-------- Data excerpts

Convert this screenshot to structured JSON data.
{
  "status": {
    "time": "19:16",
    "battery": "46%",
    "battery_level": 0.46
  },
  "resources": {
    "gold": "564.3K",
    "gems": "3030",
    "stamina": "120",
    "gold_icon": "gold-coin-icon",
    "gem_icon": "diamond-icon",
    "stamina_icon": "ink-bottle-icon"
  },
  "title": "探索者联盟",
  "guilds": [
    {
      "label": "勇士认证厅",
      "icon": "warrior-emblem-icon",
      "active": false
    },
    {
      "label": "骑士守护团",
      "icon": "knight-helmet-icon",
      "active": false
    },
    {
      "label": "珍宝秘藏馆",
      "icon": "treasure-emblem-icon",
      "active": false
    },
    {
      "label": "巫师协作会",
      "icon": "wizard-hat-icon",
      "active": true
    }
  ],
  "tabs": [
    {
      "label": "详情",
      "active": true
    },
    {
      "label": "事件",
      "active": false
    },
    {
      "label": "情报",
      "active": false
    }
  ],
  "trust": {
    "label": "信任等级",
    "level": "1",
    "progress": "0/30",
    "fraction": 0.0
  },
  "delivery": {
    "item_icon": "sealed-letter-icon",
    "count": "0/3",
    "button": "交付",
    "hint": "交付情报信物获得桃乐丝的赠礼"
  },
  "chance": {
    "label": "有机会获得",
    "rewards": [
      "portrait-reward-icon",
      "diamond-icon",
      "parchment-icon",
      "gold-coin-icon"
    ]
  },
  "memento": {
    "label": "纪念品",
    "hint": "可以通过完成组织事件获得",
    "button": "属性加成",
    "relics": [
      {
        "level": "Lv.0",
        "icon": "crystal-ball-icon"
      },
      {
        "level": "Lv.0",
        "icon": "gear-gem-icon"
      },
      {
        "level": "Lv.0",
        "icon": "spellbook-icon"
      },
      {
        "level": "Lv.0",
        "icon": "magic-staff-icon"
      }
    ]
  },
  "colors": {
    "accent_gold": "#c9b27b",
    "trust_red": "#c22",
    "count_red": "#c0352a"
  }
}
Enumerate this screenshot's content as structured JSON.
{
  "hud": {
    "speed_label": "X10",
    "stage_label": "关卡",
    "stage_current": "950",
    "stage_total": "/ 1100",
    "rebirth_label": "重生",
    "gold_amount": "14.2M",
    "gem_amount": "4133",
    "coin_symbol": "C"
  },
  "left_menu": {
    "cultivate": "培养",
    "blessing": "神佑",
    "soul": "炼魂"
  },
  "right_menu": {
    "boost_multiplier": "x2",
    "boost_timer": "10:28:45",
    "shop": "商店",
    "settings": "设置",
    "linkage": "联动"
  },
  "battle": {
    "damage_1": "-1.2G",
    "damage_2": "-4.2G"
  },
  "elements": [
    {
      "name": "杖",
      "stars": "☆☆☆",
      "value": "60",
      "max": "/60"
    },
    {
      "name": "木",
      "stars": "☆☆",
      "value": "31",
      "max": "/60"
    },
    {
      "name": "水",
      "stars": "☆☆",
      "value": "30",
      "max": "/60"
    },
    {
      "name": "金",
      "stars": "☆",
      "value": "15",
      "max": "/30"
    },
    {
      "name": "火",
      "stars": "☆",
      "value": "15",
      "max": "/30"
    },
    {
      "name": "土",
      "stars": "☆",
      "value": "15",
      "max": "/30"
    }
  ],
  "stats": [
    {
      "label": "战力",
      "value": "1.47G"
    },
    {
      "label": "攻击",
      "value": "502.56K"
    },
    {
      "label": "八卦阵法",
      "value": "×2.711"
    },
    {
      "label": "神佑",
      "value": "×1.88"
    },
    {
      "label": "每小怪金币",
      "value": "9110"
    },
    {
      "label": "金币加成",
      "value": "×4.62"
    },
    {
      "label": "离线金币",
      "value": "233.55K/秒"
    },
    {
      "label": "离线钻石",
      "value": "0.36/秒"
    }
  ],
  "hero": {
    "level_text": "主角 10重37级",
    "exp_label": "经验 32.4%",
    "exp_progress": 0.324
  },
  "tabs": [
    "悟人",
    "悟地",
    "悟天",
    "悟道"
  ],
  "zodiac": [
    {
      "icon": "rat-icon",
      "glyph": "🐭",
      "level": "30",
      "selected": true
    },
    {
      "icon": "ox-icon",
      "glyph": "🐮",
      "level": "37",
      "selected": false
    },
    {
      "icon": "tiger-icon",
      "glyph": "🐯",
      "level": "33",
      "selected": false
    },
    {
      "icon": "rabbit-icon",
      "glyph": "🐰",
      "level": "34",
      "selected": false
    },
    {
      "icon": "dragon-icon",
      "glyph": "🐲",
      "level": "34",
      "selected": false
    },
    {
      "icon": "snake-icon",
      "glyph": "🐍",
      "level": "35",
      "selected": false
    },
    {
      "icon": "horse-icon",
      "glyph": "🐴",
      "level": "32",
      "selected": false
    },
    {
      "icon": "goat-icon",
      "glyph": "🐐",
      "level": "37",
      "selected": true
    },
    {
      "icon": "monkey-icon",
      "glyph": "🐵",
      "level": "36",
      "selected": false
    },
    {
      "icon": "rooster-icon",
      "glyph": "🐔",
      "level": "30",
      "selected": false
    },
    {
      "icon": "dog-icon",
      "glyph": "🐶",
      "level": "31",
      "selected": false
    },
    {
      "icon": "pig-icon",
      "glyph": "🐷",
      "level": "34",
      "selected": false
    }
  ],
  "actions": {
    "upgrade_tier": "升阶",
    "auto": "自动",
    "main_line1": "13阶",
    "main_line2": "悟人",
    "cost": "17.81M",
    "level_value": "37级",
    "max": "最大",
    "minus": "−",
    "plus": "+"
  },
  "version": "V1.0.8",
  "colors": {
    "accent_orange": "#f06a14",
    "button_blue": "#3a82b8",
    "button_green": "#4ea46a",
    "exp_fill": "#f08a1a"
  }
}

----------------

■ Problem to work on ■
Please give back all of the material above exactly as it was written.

■ Answer space ■
Convert this screenshot to structured JSON data.
{
  "status": {
    "time": "19:16",
    "battery": "46%",
    "battery_level": 0.46
  },
  "resources": {
    "gold": "564.3K",
    "gems": "3030",
    "stamina": "120",
    "gold_icon": "gold-coin-icon",
    "gem_icon": "diamond-icon",
    "stamina_icon": "ink-bottle-icon"
  },
  "title": "探索者联盟",
  "guilds": [
    {
      "label": "勇士认证厅",
      "icon": "warrior-emblem-icon",
      "active": false
    },
    {
      "label": "骑士守护团",
      "icon": "knight-helmet-icon",
      "active": false
    },
    {
      "label": "珍宝秘藏馆",
      "icon": "treasure-emblem-icon",
      "active": false
    },
    {
      "label": "巫师协作会",
      "icon": "wizard-hat-icon",
      "active": true
    }
  ],
  "tabs": [
    {
      "label": "详情",
      "active": true
    },
    {
      "label": "事件",
      "active": false
    },
    {
      "label": "情报",
      "active": false
    }
  ],
  "trust": {
    "label": "信任等级",
    "level": "1",
    "progress": "0/30",
    "fraction": 0.0
  },
  "delivery": {
    "item_icon": "sealed-letter-icon",
    "count": "0/3",
    "button": "交付",
    "hint": "交付情报信物获得桃乐丝的赠礼"
  },
  "chance": {
    "label": "有机会获得",
    "rewards": [
      "portrait-reward-icon",
      "diamond-icon",
      "parchment-icon",
      "gold-coin-icon"
    ]
  },
  "memento": {
    "label": "纪念品",
    "hint": "可以通过完成组织事件获得",
    "button": "属性加成",
    "relics": [
      {
        "level": "Lv.0",
        "icon": "crystal-ball-icon"
      },
      {
        "level": "Lv.0",
        "icon": "gear-gem-icon"
      },
      {
        "level": "Lv.0",
        "icon": "spellbook-icon"
      },
      {
        "level": "Lv.0",
        "icon": "magic-staff-icon"
      }
    ]
  },
  "colors": {
    "accent_gold": "#c9b27b",
    "trust_red": "#c22",
    "count_red": "#c0352a"
  }
}
Enumerate this screenshot's content as structured JSON.
{
  "hud": {
    "speed_label": "X10",
    "stage_label": "关卡",
    "stage_current": "950",
    "stage_total": "/ 1100",
    "rebirth_label": "重生",
    "gold_amount": "14.2M",
    "gem_amount": "4133",
    "coin_symbol": "C"
  },
  "left_menu": {
    "cultivate": "培养",
    "blessing": "神佑",
    "soul": "炼魂"
  },
  "right_menu": {
    "boost_multiplier": "x2",
    "boost_timer": "10:28:45",
    "shop": "商店",
    "settings": "设置",
    "linkage": "联动"
  },
  "battle": {
    "damage_1": "-1.2G",
    "damage_2": "-4.2G"
  },
  "elements": [
    {
      "name": "杖",
      "stars": "☆☆☆",
      "value": "60",
      "max": "/60"
    },
    {
      "name": "木",
      "stars": "☆☆",
      "value": "31",
      "max": "/60"
    },
    {
      "name": "水",
      "stars": "☆☆",
      "value": "30",
      "max": "/60"
    },
    {
      "name": "金",
      "stars": "☆",
      "value": "15",
      "max": "/30"
    },
    {
      "name": "火",
      "stars": "☆",
      "value": "15",
      "max": "/30"
    },
    {
      "name": "土",
      "stars": "☆",
      "value": "15",
      "max": "/30"
    }
  ],
  "stats": [
    {
      "label": "战力",
      "value": "1.47G"
    },
    {
      "label": "攻击",
      "value": "502.56K"
    },
    {
      "label": "八卦阵法",
      "value": "×2.711"
    },
    {
      "label": "神佑",
      "value": "×1.88"
    },
    {
      "label": "每小怪金币",
      "value": "9110"
    },
    {
      "label": "金币加成",
      "value": "×4.62"
    },
    {
      "label": "离线金币",
      "value": "233.55K/秒"
    },
    {
      "label": "离线钻石",
      "value": "0.36/秒"
    }
  ],
  "hero": {
    "level_text": "主角 10重37级",
    "exp_label": "经验 32.4%",
    "exp_progress": 0.324
  },
  "tabs": [
    "悟人",
    "悟地",
    "悟天",
    "悟道"
  ],
  "zodiac": [
    {
      "icon": "rat-icon",
      "glyph": "🐭",
      "level": "30",
      "selected": true
    },
    {
      "icon": "ox-icon",
      "glyph": "🐮",
      "level": "37",
      "selected": false
    },
    {
      "icon": "tiger-icon",
      "glyph": "🐯",
      "level": "33",
      "selected": false
    },
    {
      "icon": "rabbit-icon",
      "glyph": "🐰",
      "level": "34",
      "selected": false
    },
    {
      "icon": "dragon-icon",
      "glyph": "🐲",
      "level": "34",
      "selected": false
    },
    {
      "icon": "snake-icon",
      "glyph": "🐍",
      "level": "35",
      "selected": false
    },
    {
      "icon": "horse-icon",
      "glyph": "🐴",
      "level": "32",
      "selected": false
    },
    {
      "icon": "goat-icon",
      "glyph": "🐐",
      "level": "37",
      "selected": true
    },
    {
      "icon": "monkey-icon",
      "glyph": "🐵",
      "level": "36",
      "selected": false
    },
    {
      "icon": "rooster-icon",
      "glyph": "🐔",
      "level": "30",
      "selected": false
    },
    {
      "icon": "dog-icon",
      "glyph": "🐶",
      "level": "31",
      "selected": false
    },
    {
      "icon": "pig-icon",
      "glyph": "🐷",
      "level": "34",
      "selected": false
    }
  ],
  "actions": {
    "upgrade_tier": "升阶",
    "auto": "自动",
    "main_line1": "13阶",
    "main_line2": "悟人",
    "cost": "17.81M",
    "level_value": "37级",
    "max": "最大",
    "minus": "−",
    "plus": "+"
  },
  "version": "V1.0.8",
  "colors": {
    "accent_orange": "#f06a14",
    "button_blue": "#3a82b8",
    "button_green": "#4ea46a",
    "exp_fill": "#f08a1a"
  }
}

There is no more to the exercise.